An Empirical Comparison of a Video Game and a Digital Video as a Pre Reading Activity for Comprehension and Problem Solving
This study examines the role of video games and digital video as pre-reading activities for improving motivation, recall, comprehension and problem solving. A video game provides multimodal representation, increasing accurate representation and experience, and diminishing the need for guesswork. Games structure incremental learning through practice, feedback, and rehearsal—activities traditionally offered by a teacher in one-on-one training for the development of learning strategies for reading instruction. Well-constructed, interactive game should be more effective than re-reading strategies, or watching a digital video. A sample of 132 students was randomly assigned to one of three media conditions, controlled for interaction and feedback.
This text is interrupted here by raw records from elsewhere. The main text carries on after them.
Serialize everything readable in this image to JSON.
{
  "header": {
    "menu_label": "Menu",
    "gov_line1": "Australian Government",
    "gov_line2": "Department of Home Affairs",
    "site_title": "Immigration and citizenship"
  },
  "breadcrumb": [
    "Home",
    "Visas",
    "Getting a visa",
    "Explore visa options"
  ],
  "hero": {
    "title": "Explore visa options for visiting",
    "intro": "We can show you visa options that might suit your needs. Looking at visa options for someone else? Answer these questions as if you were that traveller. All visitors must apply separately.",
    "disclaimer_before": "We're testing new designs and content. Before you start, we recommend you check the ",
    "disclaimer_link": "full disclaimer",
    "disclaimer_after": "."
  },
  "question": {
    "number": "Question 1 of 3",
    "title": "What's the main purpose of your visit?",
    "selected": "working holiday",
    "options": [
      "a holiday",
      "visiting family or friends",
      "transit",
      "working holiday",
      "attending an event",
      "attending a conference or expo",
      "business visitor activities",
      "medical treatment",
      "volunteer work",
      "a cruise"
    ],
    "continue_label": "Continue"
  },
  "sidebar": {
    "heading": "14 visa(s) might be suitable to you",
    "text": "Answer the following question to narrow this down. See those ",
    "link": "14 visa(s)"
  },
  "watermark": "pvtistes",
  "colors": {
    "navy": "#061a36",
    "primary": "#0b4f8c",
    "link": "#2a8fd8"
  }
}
Each participant was pretested for prior knowledge, working memory, comprehension, reading ability, and media preference. Both the video game and video improved performance in recall, comprehension, and problem solving—but the game was much more effective as a pre-reading activity. Multiple comprehension assessments were used in the form of protocol analysis (construction of walkthrough), multiple-choice questions, and a word problem. The embodied game provided superior pre-reading preparation, superior mental representation, and superior identification of causal relationships between narrative events across the comprehension assessments.